Of course, texture is also evident in other forms of art, including fiber art, pottery, jewelry, furniture-making and more, as seen in my Etsy treasury, Texturium.

Texture also exists in nature and in many aspects of our lives. See my Pinterest board for the many examples of textures in life, nature, art, and our everyday world:

Please pin this!!!

Texture in Art and Collage Painting Graphic by Trilby Works

Texture in Art and Collage Painting Graphic by Trilby Works

En Grisaille: Painting and Art in Shades of Gray

Grisaille is a French term (pronounced gree-zeye) for painting executed entirely in monochromatic color, usually in shades of gray (gris in French), although many grisailles in fact include a slightly wider color range with inclusion most often of browns and creams. A grisaille may be executed as underpainting for an oil painting; for its own sake; or as a preparatory design for a sculptor or engraver.

En-Grisaille-Graphic by Trilby Works

Grisaille As Underpainting
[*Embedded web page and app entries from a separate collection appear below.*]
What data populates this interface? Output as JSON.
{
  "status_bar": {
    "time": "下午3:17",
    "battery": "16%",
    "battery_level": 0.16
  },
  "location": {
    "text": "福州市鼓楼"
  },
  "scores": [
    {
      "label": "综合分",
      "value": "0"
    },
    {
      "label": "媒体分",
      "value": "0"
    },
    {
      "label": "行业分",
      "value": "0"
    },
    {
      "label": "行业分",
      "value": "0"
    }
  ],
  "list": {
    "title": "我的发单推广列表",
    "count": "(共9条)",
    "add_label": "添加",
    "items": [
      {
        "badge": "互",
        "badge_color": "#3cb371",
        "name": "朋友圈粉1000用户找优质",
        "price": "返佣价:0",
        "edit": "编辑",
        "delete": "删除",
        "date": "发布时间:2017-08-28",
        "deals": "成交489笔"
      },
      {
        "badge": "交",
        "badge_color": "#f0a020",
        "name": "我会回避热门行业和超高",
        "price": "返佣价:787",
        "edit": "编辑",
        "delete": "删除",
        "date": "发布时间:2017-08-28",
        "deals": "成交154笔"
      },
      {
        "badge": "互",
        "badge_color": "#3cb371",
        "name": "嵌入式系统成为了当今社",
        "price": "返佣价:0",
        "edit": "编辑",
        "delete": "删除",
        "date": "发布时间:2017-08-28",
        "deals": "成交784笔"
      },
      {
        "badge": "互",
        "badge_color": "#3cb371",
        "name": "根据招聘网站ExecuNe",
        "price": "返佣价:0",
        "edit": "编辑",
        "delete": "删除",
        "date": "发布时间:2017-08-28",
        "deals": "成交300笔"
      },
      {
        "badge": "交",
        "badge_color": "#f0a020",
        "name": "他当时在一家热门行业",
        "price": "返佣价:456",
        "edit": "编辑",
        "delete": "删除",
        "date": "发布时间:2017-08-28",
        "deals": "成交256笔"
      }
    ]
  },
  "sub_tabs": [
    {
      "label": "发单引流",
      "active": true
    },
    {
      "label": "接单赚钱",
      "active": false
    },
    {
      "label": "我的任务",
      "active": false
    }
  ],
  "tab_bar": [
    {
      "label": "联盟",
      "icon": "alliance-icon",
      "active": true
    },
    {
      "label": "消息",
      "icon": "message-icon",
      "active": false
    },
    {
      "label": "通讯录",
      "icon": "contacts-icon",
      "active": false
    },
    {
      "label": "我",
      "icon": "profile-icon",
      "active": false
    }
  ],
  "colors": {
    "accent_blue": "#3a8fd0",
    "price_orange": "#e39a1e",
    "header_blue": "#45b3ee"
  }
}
Grisaille as a preliminary underpainting for an oil painting can be seen in this Odalisque in Grisaille (ca. 1824–34) by Jean Auguste Dominique Ingres (French, 1780–1867) along with assistance from his students. It’s a beautiful rendering in shades of gray of a previous painting (La Grande Odalisque) done in full color. Unfinished, the work was painted in oil on canvas and would have been overpainted with numerous layers of color glaze.


Odalisque in Grisaille, ca. 1824–34, Jean Auguste Dominique Ingres (French, 1780–1867) and Workshop, Oil on canvas, (Metropolitan Museum of Art, New York)

The Grande Odalisque of 1814 (Musée du Louvre, Paris), also by Ingres, is an example of a finished work using grisaille underpainting to control tone and warmth of hue.

Jean Auguste Dominique Ingres, La Grande Odalisque, 1814

Jean Auguste Dominique Ingres, La Grande Odalisque, 1814 (Musée du Louvre, Paris)

When pigments were scarce and expensive, underpainting in gray permitted artists to achieve a textural ground that reflects light through the many layers of paint and glaze while minimizing the use of colored paint. The end result showed great luminosity, one of the traits of the great masters.

Grisaille As A Finished Work

Examples of grisaille as finished artwork abound in the Renaissance, where painters take the technique to its ultimate result, achieving previously unknown depth and realism, indeed almost a three-dimensional quality. Flemish painter Hugo van der Goes provides us an example with the frontispiece to his Portinari Altarpiece, completed in the 1470’s. This work was commissioned by the Portinari family to grace the church of San Egidio in Florence.

van der Goes, Hugo, Annunciation, Portinari Triptych Frontispiece, c1476

Hugo van der Goes, Annunciation, Portinari Triptych Frontispiece, ca. 1476 (Uffizi Gallery)

The frontispiece depicts the Annunciation, the announcement by the angel Gabriel to Mary that she is to bear the Christ child. When opened, the doors reveal further scenes from the lives of Joseph, Mary, and Christ on three panels, known as a triptych. The doors are remarkable for their realistic look of a marble sculptural relief.

Grisaille as a Preparatory Design

Grisaille drawings were often created by artists as a guide, study, or model for a painting, tapestry, sculpture, fresco, or stained glass window. Some, especially those used for fresco, were known as cartoons, from the Dutch word “karton” or the Italian “cartone” meaning strong, heavy paper or pasteboard, they were full-sized sketches in monochrome that served as guides for the executing artist.

Grisaille Today

Some artists who paint in the classical style of oil painting still use this technique, yet we also see the influence of a monochromatic palette in the broader world of art and craft today.

For myself, I love the paired down, simple color range of grays and other neutrals in art and craft. In this Etsy treasury, monochromatic grays in shadows and lights make for a pleasing, calming compilation:

I also have a Pinterest page for neutrals, grays, and shadows: